by Robert DeCandido



Beneath pines

To see a rose

a long, cold winter

old truck

question marks

Raking autumn


The wind is whispering
as if it had gathered
voices from some distant
conversation and was
depositing them aroung me
in untidy parcels
or engendering them
from its intimacies with
the scattered and loose
things of the night.

The words are wind-words
of tumbled meaning
spoken in laughs and sobs
and, as they move away,
I hear distinctly
through them,
the footsteps of the wind.

Vision lent us lighten
our gray day with leavened
night of stars.

Beneath pines
cupping hands to catch a
drop of moonlight.
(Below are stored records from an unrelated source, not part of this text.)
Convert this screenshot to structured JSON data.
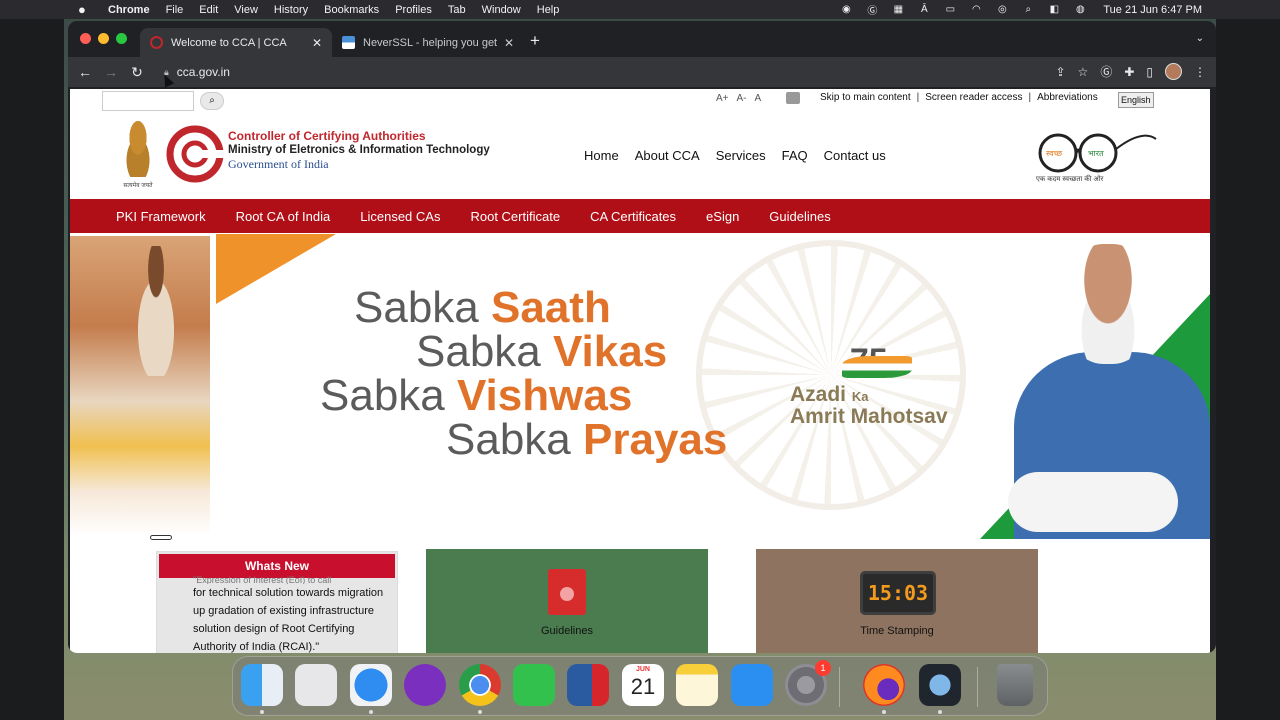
{
  "menubar": {
    "app": "Chrome",
    "items": [
      "File",
      "Edit",
      "View",
      "History",
      "Bookmarks",
      "Profiles",
      "Tab",
      "Window",
      "Help"
    ],
    "clock": "Tue 21 Jun  6:47 PM",
    "status_icons": [
      "record-icon",
      "grammarly-icon",
      "keyboard-icon",
      "text-input-icon",
      "battery-icon",
      "wifi-icon",
      "user-icon",
      "spotlight-icon",
      "control-center-icon",
      "siri-icon"
    ]
  },
  "browser": {
    "tabs": [
      {
        "title": "Welcome to CCA | CCA",
        "active": true
      },
      {
        "title": "NeverSSL - helping you get on",
        "active": false
      }
    ],
    "url": "cca.gov.in"
  },
  "site": {
    "font_controls": [
      "A+",
      "A-",
      "A"
    ],
    "access_links": [
      "Skip to main content",
      "Screen reader access",
      "Abbreviations"
    ],
    "lang_button": "English",
    "emblem_motto": "सत्यमेव जयते",
    "org": {
      "line1": "Controller of Certifying Authorities",
      "line2": "Ministry of Eletronics & Information Technology",
      "line3": "Government of India"
    },
    "main_nav": [
      "Home",
      "About CCA",
      "Services",
      "FAQ",
      "Contact us"
    ],
    "swachh": {
      "word1": "स्वच्छ",
      "word2": "भारत",
      "tagline": "एक कदम स्वच्छता की ओर"
    },
    "red_nav": [
      "PKI Framework",
      "Root CA of India",
      "Licensed CAs",
      "Root Certificate",
      "CA Certificates",
      "eSign",
      "Guidelines"
    ],
    "banner": {
      "lines": [
        {
          "grey": "Sabka",
          "orange": "Saath"
        },
        {
          "grey": "Sabka",
          "orange": "Vikas"
        },
        {
          "grey": "Sabka",
          "orange": "Vishwas"
        },
        {
          "grey": "Sabka",
          "orange": "Prayas"
        }
      ],
      "azadi_number": "75",
      "azadi_line1": "Azadi",
      "azadi_ka": "Ka",
      "azadi_line2": "Amrit Mahotsav"
    },
    "whats_new": {
      "title": "Whats New",
      "cutoff": "\"Expression of Interest (EoI) to call",
      "text": "for technical solution towards migration up gradation of existing infrastructure solution design of Root Certifying Authority of India (RCAI).\""
    },
    "cards": [
      {
        "label": "Guidelines",
        "icon": "book-icon"
      },
      {
        "label": "Time Stamping",
        "icon": "digital-clock-icon",
        "clock_text": "15:03"
      }
    ]
  },
  "dock": {
    "calendar_month": "JUN",
    "calendar_day": "21",
    "settings_badge": "1",
    "apps": [
      "finder-icon",
      "launchpad-icon",
      "safari-icon",
      "podcasts-icon",
      "chrome-icon",
      "facetime-icon",
      "screen-recorder-icon",
      "calendar-icon",
      "notes-icon",
      "app-store-icon",
      "system-preferences-icon",
      "firefox-icon",
      "quicktime-icon",
      "trash-icon"
    ]
  }
}
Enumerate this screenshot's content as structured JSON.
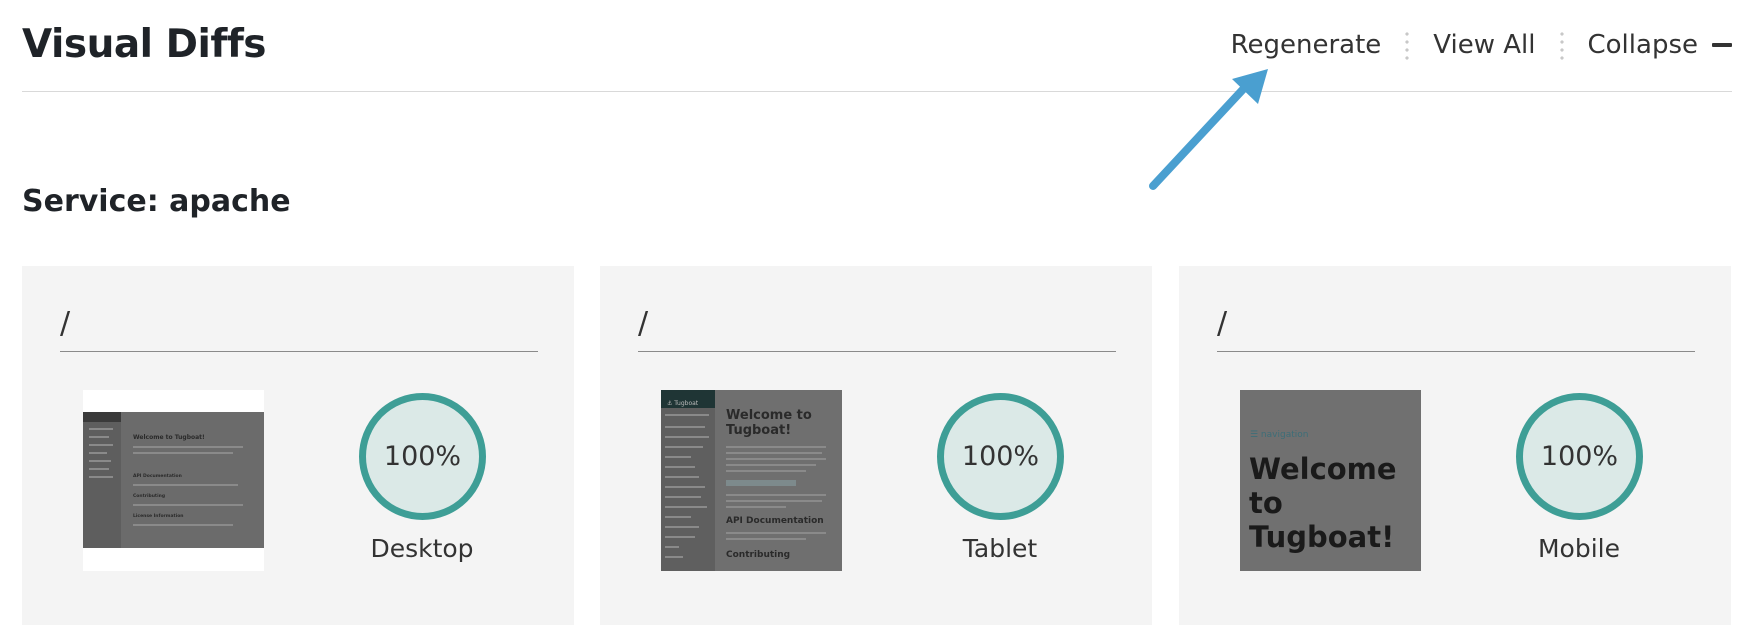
{
  "page": {
    "title": "Visual Diffs"
  },
  "actions": {
    "regenerate": "Regenerate",
    "view_all": "View All",
    "collapse": "Collapse"
  },
  "service": {
    "title": "Service: apache"
  },
  "cards": [
    {
      "path": "/",
      "percent": "100%",
      "device": "Desktop"
    },
    {
      "path": "/",
      "percent": "100%",
      "device": "Tablet"
    },
    {
      "path": "/",
      "percent": "100%",
      "device": "Mobile"
    }
  ],
  "thumbs": {
    "desktop": {
      "title": "Welcome to Tugboat!",
      "h1": "API Documentation",
      "h2": "Contributing",
      "h3": "License Information"
    },
    "tablet": {
      "brand": "⚓ Tugboat",
      "title_line1": "Welcome to",
      "title_line2": "Tugboat!",
      "h1": "API Documentation",
      "h2": "Contributing"
    },
    "mobile": {
      "nav": "☰ navigation",
      "title_line1": "Welcome",
      "title_line2": "to",
      "title_line3": "Tugboat!"
    }
  },
  "colors": {
    "gauge_ring": "#3e9e96",
    "gauge_fill": "#dbe9e7",
    "arrow": "#4a9fd0"
  },
  "icons": {
    "collapse": "minus-icon",
    "annotation": "arrow-icon"
  }
}
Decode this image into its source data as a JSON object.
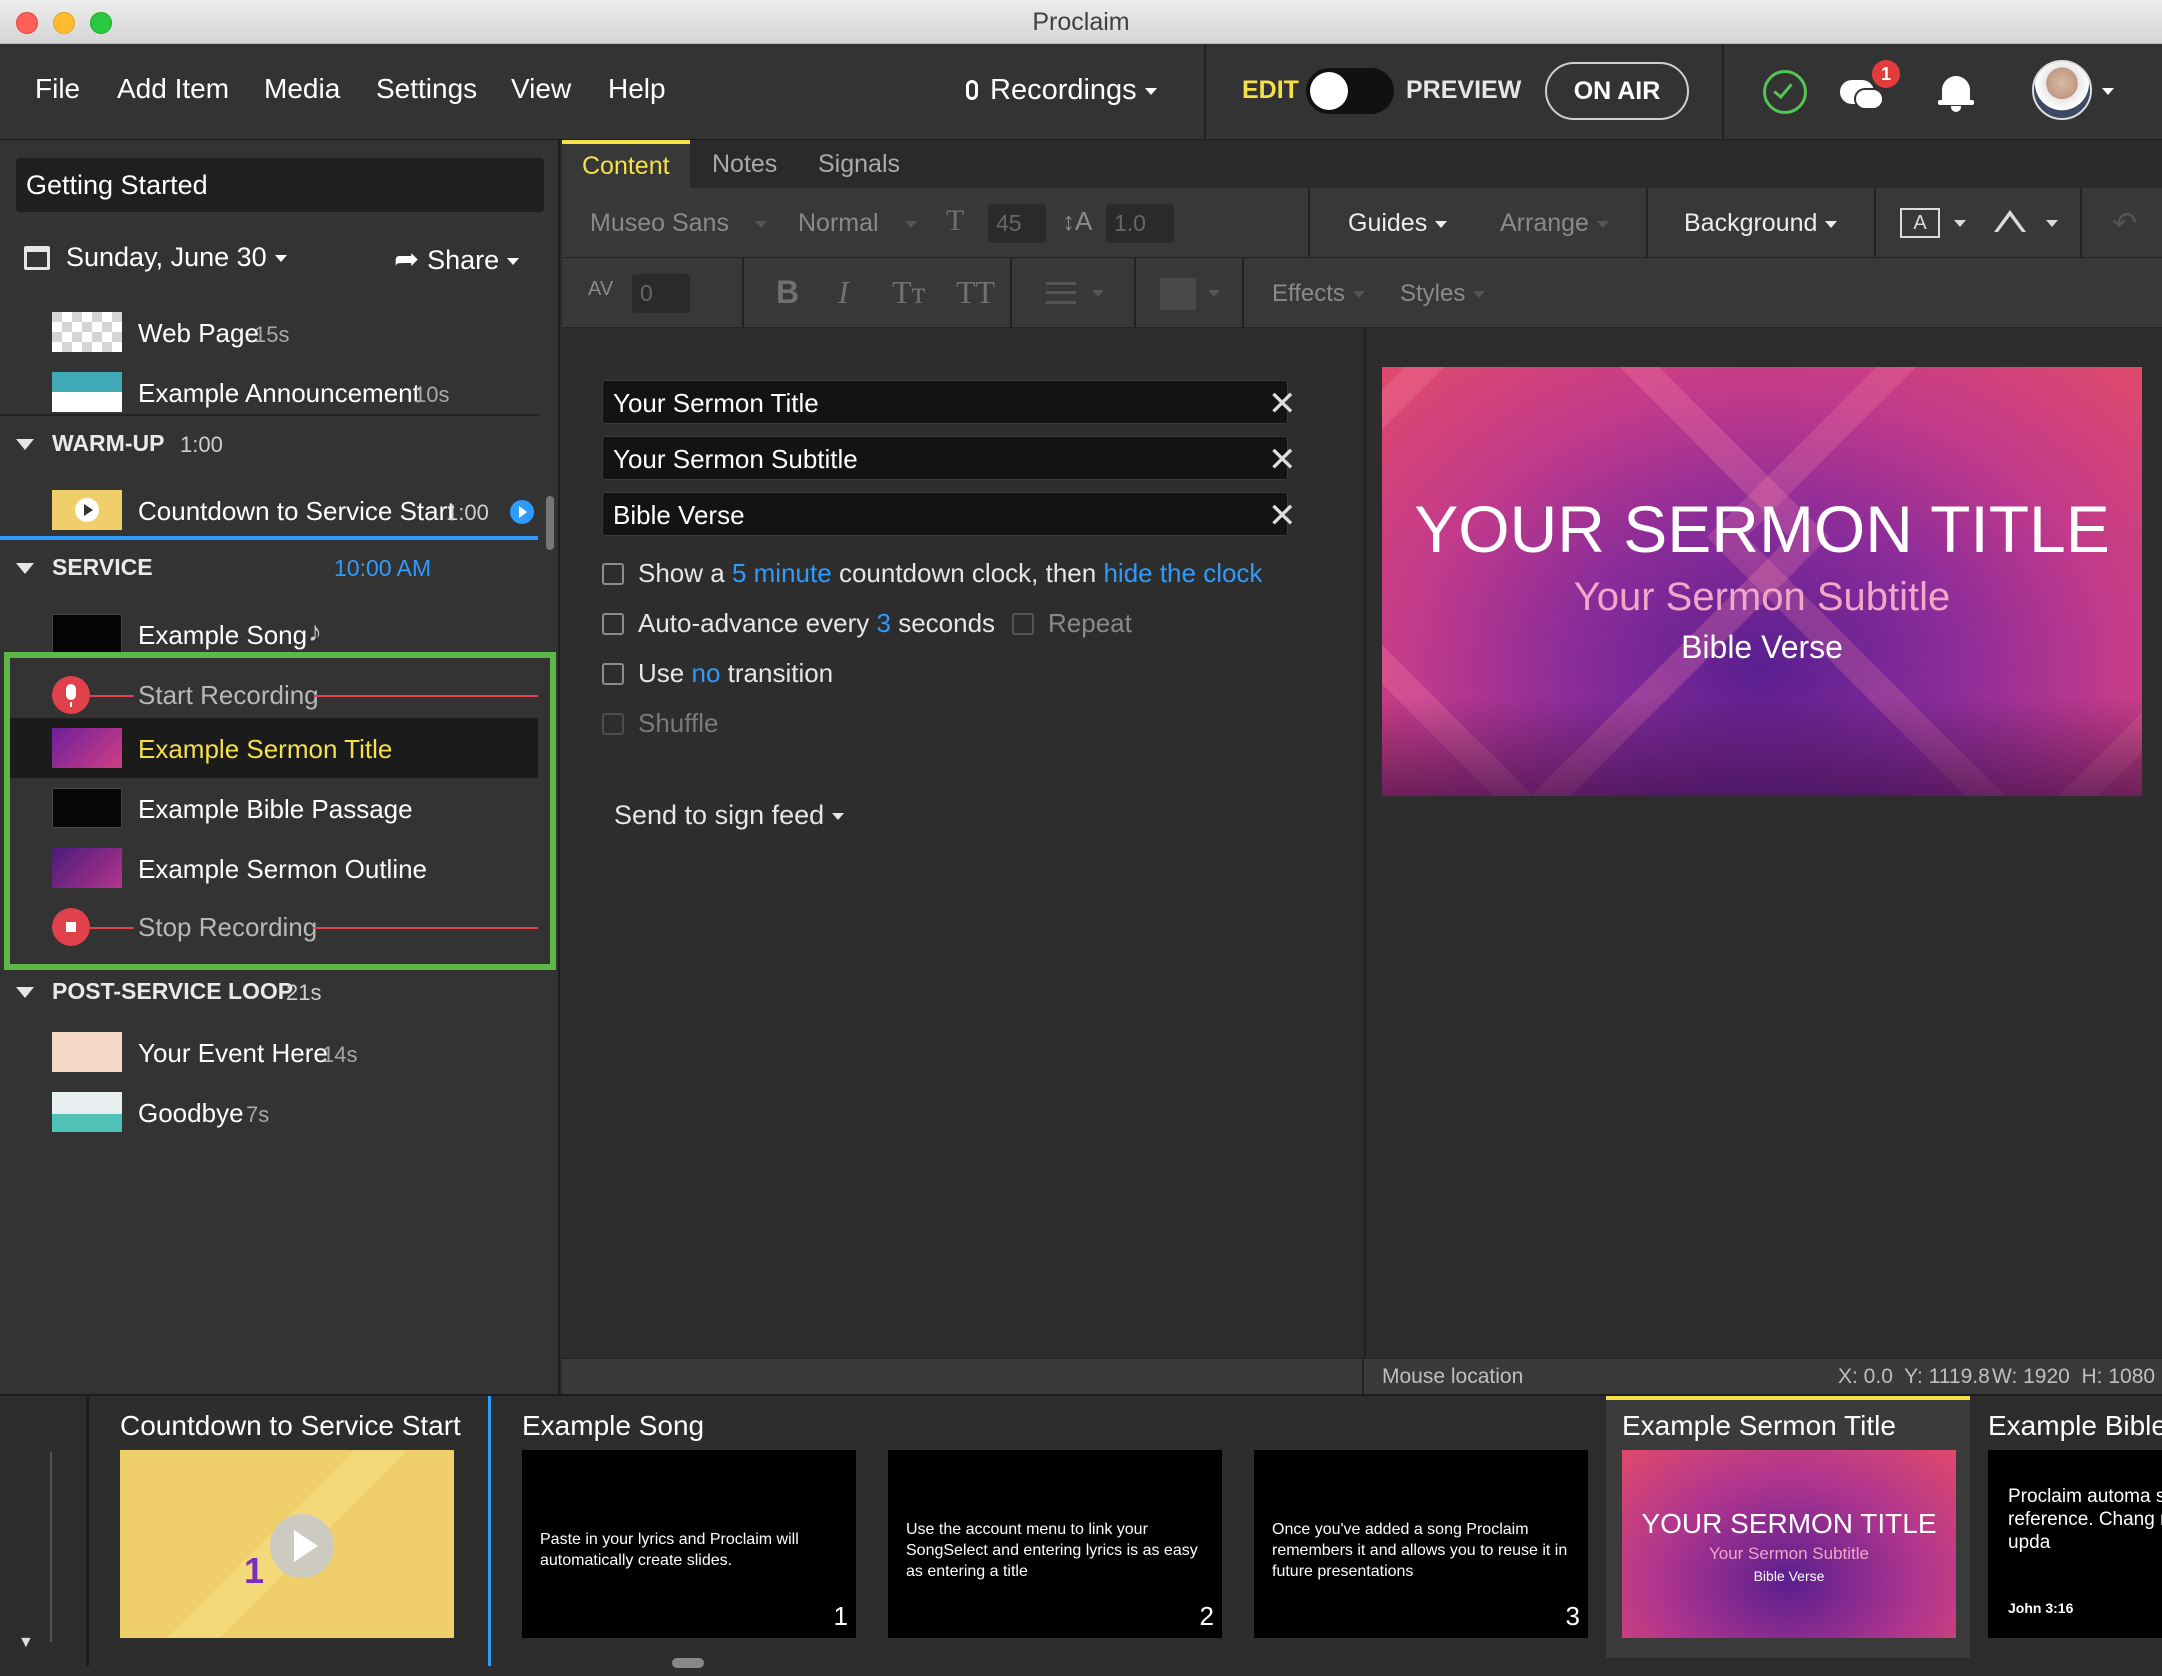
{
  "app": {
    "title": "Proclaim"
  },
  "menu": [
    "File",
    "Add Item",
    "Media",
    "Settings",
    "View",
    "Help"
  ],
  "header": {
    "recordings_label": "Recordings",
    "edit_label": "EDIT",
    "preview_label": "PREVIEW",
    "onair_label": "ON AIR",
    "notification_count": "1"
  },
  "presentation": {
    "name": "Getting Started",
    "date": "Sunday, June 30",
    "share_label": "Share"
  },
  "items": {
    "webpage": {
      "title": "Web Page",
      "dur": "15s"
    },
    "announcement": {
      "title": "Example Announcement",
      "dur": "10s"
    },
    "warmup": {
      "title": "WARM-UP",
      "dur": "1:00"
    },
    "countdown": {
      "title": "Countdown to Service Start",
      "dur": "1:00"
    },
    "service": {
      "title": "SERVICE",
      "time": "10:00 AM"
    },
    "song": {
      "title": "Example Song"
    },
    "start_rec": {
      "title": "Start Recording"
    },
    "sermon_title": {
      "title": "Example Sermon Title"
    },
    "bible": {
      "title": "Example Bible Passage"
    },
    "outline": {
      "title": "Example Sermon Outline"
    },
    "stop_rec": {
      "title": "Stop Recording"
    },
    "postloop": {
      "title": "POST-SERVICE LOOP",
      "dur": "21s"
    },
    "event": {
      "title": "Your Event Here",
      "dur": "14s"
    },
    "goodbye": {
      "title": "Goodbye",
      "dur": "7s"
    }
  },
  "tabs": [
    "Content",
    "Notes",
    "Signals"
  ],
  "toolbar": {
    "font": "Museo Sans",
    "weight": "Normal",
    "size": "45",
    "line_height": "1.0",
    "guides": "Guides",
    "arrange": "Arrange",
    "background": "Background",
    "spacing": "0",
    "bold": "B",
    "italic": "I",
    "smallcaps": "Tт",
    "caps": "TT",
    "effects": "Effects",
    "styles": "Styles"
  },
  "fields": {
    "title": "Your Sermon Title",
    "subtitle": "Your Sermon Subtitle",
    "verse": "Bible Verse"
  },
  "options": {
    "countdown_pre": "Show a",
    "countdown_val": "5 minute",
    "countdown_mid": "countdown clock, then",
    "countdown_link": "hide the clock",
    "advance_pre": "Auto-advance every",
    "advance_val": "3",
    "advance_post": "seconds",
    "repeat": "Repeat",
    "use_pre": "Use",
    "use_val": "no",
    "use_post": "transition",
    "shuffle": "Shuffle",
    "send": "Send to sign feed"
  },
  "slide": {
    "title": "YOUR SERMON TITLE",
    "subtitle": "Your Sermon Subtitle",
    "verse": "Bible Verse"
  },
  "statusbar": {
    "label": "Mouse location",
    "coords": "X: 0.0  Y: 1119.8",
    "dims": "W: 1920  H: 1080"
  },
  "filmstrip": {
    "countdown": {
      "label": "Countdown to Service Start"
    },
    "song": {
      "label": "Example Song",
      "slides": [
        {
          "text": "Paste in your lyrics and Proclaim will  automatically create slides.",
          "num": "1"
        },
        {
          "text": "Use the account menu to link your SongSelect and entering lyrics is as easy as entering a title",
          "num": "2"
        },
        {
          "text": "Once you've added a song Proclaim remembers it and allows you to reuse it in future presentations",
          "num": "3"
        }
      ]
    },
    "sermon": {
      "label": "Example Sermon Title",
      "title": "YOUR SERMON TITLE",
      "subtitle": "Your Sermon Subtitle",
      "verse": "Bible Verse"
    },
    "bible": {
      "label": "Example Bible",
      "text": "Proclaim automa slides when you e reference. Chang reference to upda",
      "ref": "John 3:16"
    }
  },
  "colors": {
    "accent": "#f5e04a",
    "link": "#2f9bff",
    "selection": "#5db84a",
    "recording": "#e0414b"
  }
}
To see a rose,
to cut it and watch it die,
is a beautiful thing.

a long, cold winter
but on the apple tree--
snow blossoms

an old truck in
an old and weedy lot
the fragrance of lilacs

advancing question
marks crossing virgin snow--
little boy’s footsteps.

Raking autumn I
catch, fleetingly,
the scent of spring.

Better than photos
memories of Isako
among cherry blossoms.